Does anybody really know what time it is; or, On Being Reviewed

It’s a funny thing to have someone else talk about one’s own work. I’ve had a handful of reviews of my books of poetry over the years. I always end up feeling wildly impressed with whoever it was who wrote that work being reviewed…

and often surprised. Mostly because in the moment of making, I can’t say that I have a big picture of what I’m doing, no comprehensive thesis statement. If I’ve put a collection of poetry together that seems to have a theme, it’s only because my mind in the period of time of writing has circled around the same things. And those themes don’t seem to change very much.

A friend who put together a “new and selected” collection of his poems noted his abiding themes across forty plus years of writing. But I couldn’t at any particular moment even identify the theme of my questions particularly. I just wander around thinking stuff, reading, noticing, and at some point I write stuff down. Sometimes it’s directly related to that wandering, sometimes I think I’m remembering something else.

People have said to me about some event, oh, are you going to write a poem about this? And I have to say, if I do, it will be years from now. I almost never writing about something that I’m in the middle of. Even things I’ve noticed may not make it into a poem until long after that moment of noticing.

Anyway, all this is to say that when a reviewer looks at an entire collection and draws lines and connections, it’s often surprising, often gratifying, occasionally baffling. But of course once something you’ve written gets into someone else’s hands, it’s theirs. To make of what they will. Even if ultimately the response is “hunh??”

Here is a review of my recent book, Being Many Seeds, and I’m grateful for the reviewer’s attention to the work. http://Does anybody really know what time it is; or, On Being Reviewed

Sundress Reads: A Review of Being Many Seeds

I don’t know I don’t know; or, On Writing a Chapbook: The Story of Being Many Seeds

So with the birth of a new collection of poems, I thought I might share the backstory, as the poems came together in an unusual way, for me.

The poems in this book began as a monthlong exercise in imitations. Each day I’d choose a poem from a literary magazine or book of poems I had lying around, and I’d try to do a word-for-word imitation, but trying often to use opposite words. That is, if the poem started “One early morning…” I might say “Every late night….” I tried to choose poems that seemed unlike anything I might write: longer lines, narrative rather than lyric.

I didn’t overthink the process, I just let words rise up as prompted by the original poem, and figured whatever subject matters were lurking in my brain would arise naturally from this process.

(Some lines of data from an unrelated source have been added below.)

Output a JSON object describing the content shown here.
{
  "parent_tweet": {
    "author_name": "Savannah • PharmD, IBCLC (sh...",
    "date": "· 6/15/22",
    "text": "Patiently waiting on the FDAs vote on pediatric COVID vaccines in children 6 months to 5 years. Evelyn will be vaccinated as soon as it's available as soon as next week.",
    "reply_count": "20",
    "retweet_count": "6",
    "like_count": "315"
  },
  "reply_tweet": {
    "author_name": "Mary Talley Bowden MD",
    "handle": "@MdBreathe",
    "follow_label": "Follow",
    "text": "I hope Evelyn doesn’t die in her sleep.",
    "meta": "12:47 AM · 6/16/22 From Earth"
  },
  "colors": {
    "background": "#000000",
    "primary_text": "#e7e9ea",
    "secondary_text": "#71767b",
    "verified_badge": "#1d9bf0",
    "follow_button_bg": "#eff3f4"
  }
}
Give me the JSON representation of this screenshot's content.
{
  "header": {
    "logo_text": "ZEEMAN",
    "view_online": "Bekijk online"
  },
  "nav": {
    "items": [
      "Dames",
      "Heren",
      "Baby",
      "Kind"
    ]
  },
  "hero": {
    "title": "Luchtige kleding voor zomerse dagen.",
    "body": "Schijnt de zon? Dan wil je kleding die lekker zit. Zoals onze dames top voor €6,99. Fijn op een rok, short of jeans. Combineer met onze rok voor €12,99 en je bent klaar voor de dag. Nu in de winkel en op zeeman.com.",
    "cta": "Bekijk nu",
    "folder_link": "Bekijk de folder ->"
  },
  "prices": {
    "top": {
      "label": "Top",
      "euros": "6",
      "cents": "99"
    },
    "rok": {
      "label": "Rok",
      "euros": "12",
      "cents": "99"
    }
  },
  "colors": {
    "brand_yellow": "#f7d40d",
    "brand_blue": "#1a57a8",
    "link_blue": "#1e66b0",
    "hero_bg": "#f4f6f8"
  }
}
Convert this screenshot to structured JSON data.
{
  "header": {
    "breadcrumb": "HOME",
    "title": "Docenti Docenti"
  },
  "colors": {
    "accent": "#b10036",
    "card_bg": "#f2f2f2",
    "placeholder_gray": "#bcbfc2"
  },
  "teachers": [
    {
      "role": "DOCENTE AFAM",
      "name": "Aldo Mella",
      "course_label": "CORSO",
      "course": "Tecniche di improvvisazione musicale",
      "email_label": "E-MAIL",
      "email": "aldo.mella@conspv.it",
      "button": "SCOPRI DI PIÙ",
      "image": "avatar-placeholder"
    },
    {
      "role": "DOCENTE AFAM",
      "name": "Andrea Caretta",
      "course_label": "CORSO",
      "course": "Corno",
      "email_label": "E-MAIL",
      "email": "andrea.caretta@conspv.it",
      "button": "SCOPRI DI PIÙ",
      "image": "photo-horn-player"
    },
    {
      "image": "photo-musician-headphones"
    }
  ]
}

So then I had thirty or so of these, and looking back through, I was interested in many of them.

I began revising them back toward my own voice and rhythms. But they never felt entirely OF me, there was always something a bit different about them. So I thought I’d try a radical revision, really strip each poem down. That was fun.

So I decided to strip them down again.

Then I realized that each of these stripped down versions had something interesting to say to the version before. When I began understanding them as erasures of themselves, I got interested in presenting the poems in all three versions, particularly when the erasures began heading in different directions from the originating text.

Still I felt something missing. I remembered a couple of Rebecca Solnit books had a separate text running across the bottom of each page, like a murmured conversation happening elsewhere in the room. In real life this would have made me crazy, such an eavesdropper am I. But on the page, I loved that view out the corner of my eye of this sort of secret subtext.

So I thought about what the poems seemed to be talking about and around. And I got thinking about Pierre Teilhard de Chardin. I’m not sure why. I had read bits and pieces of his work over the years, and I knew I had a book or two hanging out on some dusty shelf. So I began reading his work again, and thinking about his ideas, and having my own response to his thoughts. And so I began to set my thoughts running across the pages of the poems.

I had begun to envision this as a digital object, something you could watch while the erased words disappeared before your eyes, and the essay text appeared down the side of the virtual page. But I didn’t know how to do this, nor did I know how to contact an organization or person that did, nor did I know how I would get such a thing out into the world. So I created a paper-based version, at first having the essay text running sideways on each page, so you’d actually physically have to turn the page around. But some beta readers questioned this, so I ran the text across the bottom.

But the idea of a visual version haunted me, so I began experimenting with what software I did know how to use to try to approximate my vision. This was arduous and had several dead ends, but I finally figured out how to make it all happen in iMovie, and created some music/sound and manipulated some of my own photos.

So more than any other collection of poems, this one came together through a series of “lemme try thises” and “maybe I’ll try thats.” I felt through much of the process that I was moving through a combination of instinct and blunder, like walking around a familiar room but in the total dark. I was never entirely comfortable. It was a really stimulating process, and fun, in the end, if a bit bumbly in the middle.

So I encourage you to get uncomfortable. Turn out the lights, get up and wander around. Let something catch your eye and turn toward it, try it. Don’t think too much. Have a little fear, but not too much. Whether my book or video appeal to you or not, you will have a very interesting experience, I can promise you that.

Being Many Seeds, the book: www.graysonbooks.com

Being Many Seeds, the movie: www.vimeo.com/marmccabe/beingmanyseeds